Columbia/HCA Healthcare Corp. will end its tempestuous journey into the northeast Ohio market, agreeing last week to sell its 50% interest in four Cleveland-area hospitals.
Cleveland's University Hospitals Health System will assume the Nashville-based chain's share of the facilities, which operate under two joint ventures with the Sisters of Charity of St. Augustine Health System, or CSA.
Expected to close by July, the $65 million deal will return the hospitals to not-for-profit status. Columbia will receive only a fraction of what it paid for the assets.
The deal intensifies the dominance of two major systems in the Cleveland hospital market: six-hospital UHHS and nine-hospital Cleveland Clinic Health System. The two systems have financial ties with all but five of Cuyahoga County's 24 hospitals, according to the local hospital association.
Columbia's November 1995 entry into the Cleveland market and its vow to create a statewide network in Ohio helped spark a rash of hospital mergers and affiliations in the state.
Charles Evans, president of Columbia's Mid-America division, said the joint venture couldn't reach its goal of a regional network because of consolidation around UHHS and the Cleveland Clinic, along with Columbia's corporate retrenching in mid-1997.
Columbia also lost a protracted battle to acquire the state's largest insurer, Blue Cross and Blue Shield of Ohio, which state regulators rejected.
Columbia had been shopping for a potential buyer of its Cleveland assets since last year (Sept. 28, 1998, p. 10).
While Columbia declined to release financial results of the four joint-venture hospitals, Evans said they are profitable.
Under a memorandum of understanding signed last week, UHHS and CSA will form two new joint venture corporations, in Cleveland and Canton.
The Cleveland partnership will control the assets of the existing Caritas Healthcare Partnership, including 266-bed St. Vincent Charity Hospital, 161-bed Saint Luke's Medical Center and 183-bed St. John West Shore Hospital, all in Cleveland. The Canton partnership will include the assets of 376-bed Mercy Medical Center in Canton.
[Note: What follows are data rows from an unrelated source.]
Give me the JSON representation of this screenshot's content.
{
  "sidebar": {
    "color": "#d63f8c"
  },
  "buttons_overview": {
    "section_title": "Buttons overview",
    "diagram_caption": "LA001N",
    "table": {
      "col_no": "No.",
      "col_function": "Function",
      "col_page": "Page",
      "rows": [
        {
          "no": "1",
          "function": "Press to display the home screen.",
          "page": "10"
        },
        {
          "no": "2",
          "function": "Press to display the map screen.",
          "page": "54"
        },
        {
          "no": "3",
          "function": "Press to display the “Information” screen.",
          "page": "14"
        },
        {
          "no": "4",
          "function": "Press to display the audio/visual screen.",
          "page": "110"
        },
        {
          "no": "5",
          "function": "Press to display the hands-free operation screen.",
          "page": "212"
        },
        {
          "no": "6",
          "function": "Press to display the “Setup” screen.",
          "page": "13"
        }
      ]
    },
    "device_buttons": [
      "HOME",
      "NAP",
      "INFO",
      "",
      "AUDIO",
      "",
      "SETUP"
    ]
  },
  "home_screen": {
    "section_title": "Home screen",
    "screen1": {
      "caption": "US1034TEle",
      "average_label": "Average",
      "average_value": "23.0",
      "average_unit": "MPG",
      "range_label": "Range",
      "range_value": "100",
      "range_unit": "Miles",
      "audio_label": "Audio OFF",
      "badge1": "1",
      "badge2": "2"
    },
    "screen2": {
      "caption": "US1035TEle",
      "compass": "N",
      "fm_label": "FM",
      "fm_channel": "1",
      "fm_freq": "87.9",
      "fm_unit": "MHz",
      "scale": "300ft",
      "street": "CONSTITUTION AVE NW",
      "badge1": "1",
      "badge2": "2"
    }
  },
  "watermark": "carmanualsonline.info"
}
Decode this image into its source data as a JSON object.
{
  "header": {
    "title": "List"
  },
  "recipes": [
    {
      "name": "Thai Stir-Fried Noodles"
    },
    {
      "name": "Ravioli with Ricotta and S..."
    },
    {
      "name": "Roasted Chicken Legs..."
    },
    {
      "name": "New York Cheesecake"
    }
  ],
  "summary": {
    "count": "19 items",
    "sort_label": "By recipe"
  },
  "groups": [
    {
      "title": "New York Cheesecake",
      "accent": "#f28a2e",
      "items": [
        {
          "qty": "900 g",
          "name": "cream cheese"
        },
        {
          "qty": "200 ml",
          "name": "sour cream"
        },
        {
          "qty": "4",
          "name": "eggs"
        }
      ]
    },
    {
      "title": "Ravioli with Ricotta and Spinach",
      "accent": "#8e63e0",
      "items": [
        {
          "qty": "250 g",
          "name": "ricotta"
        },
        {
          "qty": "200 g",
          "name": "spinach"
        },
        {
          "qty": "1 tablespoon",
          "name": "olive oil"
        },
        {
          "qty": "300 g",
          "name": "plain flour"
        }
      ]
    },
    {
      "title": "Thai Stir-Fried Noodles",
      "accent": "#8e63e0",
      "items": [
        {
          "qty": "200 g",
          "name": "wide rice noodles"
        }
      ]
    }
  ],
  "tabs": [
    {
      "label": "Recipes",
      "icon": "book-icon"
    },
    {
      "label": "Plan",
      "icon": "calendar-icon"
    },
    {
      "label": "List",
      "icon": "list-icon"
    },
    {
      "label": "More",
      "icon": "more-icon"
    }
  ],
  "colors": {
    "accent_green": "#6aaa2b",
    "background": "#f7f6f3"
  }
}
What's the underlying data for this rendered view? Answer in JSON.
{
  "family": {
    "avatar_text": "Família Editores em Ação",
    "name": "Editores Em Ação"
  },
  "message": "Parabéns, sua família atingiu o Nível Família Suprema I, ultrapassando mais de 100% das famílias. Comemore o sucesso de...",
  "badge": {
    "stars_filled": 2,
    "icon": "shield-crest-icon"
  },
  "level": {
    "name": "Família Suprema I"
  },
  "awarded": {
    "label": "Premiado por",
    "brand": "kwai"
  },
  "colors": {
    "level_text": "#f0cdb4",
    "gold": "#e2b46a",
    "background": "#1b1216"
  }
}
The joint venture strengthens UHHS' presence on Cleveland's West Side. UHHS President and Chief Executive Officer Farah Walters said the deal will provide opportunities for clinical integration and create "easy access" to UHHS specialists and facilities for patients of the Catholic hospitals. It could also include joint managed-care contracting.
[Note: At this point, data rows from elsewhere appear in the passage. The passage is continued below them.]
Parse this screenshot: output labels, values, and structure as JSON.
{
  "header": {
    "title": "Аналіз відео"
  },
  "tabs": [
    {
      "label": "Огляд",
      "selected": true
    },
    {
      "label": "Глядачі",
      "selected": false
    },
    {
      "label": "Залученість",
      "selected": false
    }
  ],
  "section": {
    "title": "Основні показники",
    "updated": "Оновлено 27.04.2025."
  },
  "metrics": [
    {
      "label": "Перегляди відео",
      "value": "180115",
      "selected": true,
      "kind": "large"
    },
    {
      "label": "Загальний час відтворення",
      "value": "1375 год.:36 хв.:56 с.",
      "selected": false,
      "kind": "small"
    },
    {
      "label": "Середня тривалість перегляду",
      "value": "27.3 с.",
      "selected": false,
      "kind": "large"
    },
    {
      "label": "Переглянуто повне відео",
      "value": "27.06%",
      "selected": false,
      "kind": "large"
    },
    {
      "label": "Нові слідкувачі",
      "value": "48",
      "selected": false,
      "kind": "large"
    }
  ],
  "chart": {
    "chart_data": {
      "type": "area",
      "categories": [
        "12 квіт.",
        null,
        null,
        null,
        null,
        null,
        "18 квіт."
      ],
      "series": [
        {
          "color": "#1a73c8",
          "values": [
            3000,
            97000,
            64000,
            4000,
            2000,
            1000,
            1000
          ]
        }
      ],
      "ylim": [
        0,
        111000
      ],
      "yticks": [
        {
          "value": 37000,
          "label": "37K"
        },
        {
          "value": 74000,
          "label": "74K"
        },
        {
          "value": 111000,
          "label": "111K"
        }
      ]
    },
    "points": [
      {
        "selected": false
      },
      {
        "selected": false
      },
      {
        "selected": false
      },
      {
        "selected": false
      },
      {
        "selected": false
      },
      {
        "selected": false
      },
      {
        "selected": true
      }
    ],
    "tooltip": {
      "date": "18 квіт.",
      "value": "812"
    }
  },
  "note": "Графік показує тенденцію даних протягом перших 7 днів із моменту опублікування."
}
Sister Judith Ann Karam, president and CEO of the CSA health system, said CSA is exploring reinstatement of the four hospitals in the Catholic Health Association. As a result of the for-profit status of the joint venture with Columbia, the hospitals lost their membership in the association.
Karam said the system has kept the CHA updated about its activities and retains a nursing home with CHA membership.
"We haven't missed a beat as far as the Catholic identity of our hospitals," Karam said.
Karam said Columbia and CSA concluded after a strategic planning session last May that their ventures needed to become part of a broader network. After discussions with potential partners, both companies decided it would be best if Columbia left the partnership, Walters said.
Columbia continues to co-own with physicians three surgery centers in the Cleveland market.
Columbia said it is also exploring strategic options for its joint venture with CSA in Columbia, S.C., which was not affected by last week's transaction.